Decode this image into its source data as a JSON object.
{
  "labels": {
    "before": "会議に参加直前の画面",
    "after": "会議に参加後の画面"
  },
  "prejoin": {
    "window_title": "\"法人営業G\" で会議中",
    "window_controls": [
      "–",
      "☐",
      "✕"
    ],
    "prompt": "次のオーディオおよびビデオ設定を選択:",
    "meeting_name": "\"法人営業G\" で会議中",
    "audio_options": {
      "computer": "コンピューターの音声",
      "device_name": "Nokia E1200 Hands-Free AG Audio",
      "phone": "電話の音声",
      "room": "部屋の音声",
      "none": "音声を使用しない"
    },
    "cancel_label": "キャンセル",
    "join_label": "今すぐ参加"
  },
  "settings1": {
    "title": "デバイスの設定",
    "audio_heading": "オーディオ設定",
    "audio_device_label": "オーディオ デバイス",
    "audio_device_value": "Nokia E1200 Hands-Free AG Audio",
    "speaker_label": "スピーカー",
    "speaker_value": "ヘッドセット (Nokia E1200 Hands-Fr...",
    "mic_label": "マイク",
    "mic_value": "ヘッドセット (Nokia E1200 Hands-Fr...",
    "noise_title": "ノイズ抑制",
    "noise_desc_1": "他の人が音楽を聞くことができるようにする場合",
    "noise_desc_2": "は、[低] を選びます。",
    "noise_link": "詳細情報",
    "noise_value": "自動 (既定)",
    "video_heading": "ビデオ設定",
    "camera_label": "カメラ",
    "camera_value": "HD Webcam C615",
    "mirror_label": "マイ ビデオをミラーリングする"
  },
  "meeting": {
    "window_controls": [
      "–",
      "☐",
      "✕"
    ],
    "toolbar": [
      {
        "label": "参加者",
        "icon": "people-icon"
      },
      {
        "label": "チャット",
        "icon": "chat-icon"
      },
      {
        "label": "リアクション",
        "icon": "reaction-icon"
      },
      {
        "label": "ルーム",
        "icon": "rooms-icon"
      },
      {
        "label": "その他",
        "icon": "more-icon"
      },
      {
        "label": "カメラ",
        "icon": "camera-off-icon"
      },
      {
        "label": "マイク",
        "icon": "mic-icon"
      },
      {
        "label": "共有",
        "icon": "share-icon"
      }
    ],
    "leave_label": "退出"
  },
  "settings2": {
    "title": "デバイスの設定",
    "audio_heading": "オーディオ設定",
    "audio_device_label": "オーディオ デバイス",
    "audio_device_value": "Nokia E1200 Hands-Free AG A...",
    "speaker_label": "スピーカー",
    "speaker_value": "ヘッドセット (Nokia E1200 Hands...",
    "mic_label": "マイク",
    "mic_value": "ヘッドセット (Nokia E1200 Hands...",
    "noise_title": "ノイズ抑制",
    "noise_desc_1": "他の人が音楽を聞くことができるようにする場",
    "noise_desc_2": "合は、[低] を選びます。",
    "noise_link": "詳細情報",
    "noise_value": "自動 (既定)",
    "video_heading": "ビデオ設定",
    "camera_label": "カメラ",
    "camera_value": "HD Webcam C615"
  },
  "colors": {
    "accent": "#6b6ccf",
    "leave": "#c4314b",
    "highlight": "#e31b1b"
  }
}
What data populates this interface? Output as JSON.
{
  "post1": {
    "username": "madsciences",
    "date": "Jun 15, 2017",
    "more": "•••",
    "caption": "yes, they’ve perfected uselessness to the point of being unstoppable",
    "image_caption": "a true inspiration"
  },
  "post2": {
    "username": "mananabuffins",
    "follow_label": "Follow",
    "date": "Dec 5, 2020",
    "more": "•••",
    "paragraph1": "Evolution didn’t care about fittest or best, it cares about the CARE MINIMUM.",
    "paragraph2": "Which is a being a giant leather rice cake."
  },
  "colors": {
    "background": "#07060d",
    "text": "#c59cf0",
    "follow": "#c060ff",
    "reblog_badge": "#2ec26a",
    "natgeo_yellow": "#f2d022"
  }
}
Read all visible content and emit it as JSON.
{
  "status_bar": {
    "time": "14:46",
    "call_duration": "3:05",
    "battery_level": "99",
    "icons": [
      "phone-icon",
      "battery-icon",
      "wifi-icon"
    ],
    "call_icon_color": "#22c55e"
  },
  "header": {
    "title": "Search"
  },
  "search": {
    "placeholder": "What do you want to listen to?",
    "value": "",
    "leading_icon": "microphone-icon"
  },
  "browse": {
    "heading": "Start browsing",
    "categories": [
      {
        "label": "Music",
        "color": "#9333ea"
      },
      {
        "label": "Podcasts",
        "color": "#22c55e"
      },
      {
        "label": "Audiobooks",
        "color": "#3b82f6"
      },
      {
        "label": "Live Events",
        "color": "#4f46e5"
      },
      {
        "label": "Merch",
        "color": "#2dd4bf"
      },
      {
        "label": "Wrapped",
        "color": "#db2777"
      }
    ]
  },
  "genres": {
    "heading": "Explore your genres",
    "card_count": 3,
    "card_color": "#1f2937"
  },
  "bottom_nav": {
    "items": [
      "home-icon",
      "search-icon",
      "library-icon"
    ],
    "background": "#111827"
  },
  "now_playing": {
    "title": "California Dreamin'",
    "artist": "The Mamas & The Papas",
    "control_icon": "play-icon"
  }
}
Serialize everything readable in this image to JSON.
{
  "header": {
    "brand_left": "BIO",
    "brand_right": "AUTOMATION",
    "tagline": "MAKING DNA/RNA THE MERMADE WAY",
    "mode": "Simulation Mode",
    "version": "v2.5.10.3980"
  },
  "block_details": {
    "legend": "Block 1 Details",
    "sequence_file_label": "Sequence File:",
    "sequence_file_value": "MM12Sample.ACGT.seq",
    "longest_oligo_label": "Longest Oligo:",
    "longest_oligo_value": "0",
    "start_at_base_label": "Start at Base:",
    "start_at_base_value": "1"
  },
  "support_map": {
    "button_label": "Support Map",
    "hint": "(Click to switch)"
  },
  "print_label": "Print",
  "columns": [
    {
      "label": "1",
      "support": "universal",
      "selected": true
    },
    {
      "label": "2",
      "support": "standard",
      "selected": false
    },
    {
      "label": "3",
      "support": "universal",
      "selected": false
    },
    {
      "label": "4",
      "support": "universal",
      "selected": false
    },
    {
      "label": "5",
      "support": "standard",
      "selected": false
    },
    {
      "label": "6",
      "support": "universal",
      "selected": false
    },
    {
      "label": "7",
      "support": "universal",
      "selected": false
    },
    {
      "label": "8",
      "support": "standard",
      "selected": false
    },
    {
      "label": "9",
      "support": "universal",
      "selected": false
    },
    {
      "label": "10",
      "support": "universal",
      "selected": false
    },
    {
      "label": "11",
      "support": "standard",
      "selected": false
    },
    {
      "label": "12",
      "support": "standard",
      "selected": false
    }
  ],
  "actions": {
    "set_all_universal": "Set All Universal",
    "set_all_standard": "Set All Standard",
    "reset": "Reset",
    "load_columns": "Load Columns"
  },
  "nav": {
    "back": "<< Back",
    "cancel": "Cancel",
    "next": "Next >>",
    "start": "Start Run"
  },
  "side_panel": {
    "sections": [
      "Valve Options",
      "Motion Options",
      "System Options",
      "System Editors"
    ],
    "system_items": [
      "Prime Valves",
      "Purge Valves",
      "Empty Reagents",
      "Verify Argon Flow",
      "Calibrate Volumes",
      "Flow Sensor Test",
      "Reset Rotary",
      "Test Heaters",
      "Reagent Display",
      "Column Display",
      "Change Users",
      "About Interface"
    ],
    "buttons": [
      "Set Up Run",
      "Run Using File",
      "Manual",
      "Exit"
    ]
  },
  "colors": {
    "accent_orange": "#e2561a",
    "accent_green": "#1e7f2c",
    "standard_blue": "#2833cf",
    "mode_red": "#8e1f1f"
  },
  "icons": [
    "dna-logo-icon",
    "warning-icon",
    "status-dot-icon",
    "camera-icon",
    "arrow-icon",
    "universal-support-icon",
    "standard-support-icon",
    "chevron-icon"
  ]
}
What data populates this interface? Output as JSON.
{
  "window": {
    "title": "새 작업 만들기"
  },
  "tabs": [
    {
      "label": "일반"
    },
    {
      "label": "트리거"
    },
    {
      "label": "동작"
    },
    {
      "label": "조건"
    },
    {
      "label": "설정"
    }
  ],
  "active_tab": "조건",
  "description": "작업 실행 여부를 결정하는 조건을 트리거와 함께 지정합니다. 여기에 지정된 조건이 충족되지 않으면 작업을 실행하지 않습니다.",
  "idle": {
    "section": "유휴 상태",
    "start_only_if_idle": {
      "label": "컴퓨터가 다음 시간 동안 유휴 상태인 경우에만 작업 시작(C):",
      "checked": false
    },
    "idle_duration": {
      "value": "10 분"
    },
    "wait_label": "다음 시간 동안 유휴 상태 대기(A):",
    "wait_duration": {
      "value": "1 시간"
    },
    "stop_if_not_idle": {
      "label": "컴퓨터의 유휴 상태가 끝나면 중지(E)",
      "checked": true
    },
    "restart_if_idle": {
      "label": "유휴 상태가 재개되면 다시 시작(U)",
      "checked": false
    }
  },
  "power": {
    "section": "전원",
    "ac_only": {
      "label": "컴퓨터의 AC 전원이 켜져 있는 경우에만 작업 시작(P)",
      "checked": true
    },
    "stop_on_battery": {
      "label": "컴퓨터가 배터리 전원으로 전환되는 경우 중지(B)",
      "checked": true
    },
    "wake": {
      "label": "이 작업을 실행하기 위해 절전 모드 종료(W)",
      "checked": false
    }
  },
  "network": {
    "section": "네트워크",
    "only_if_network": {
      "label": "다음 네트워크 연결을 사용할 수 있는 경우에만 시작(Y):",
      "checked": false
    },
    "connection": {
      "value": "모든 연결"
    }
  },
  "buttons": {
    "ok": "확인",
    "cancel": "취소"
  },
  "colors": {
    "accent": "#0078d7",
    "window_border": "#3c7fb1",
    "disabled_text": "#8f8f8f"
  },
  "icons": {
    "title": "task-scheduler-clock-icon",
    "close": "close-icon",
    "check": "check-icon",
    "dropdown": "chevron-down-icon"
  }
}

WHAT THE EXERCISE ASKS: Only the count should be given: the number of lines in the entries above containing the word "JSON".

EXERCISE SOLUTION: 5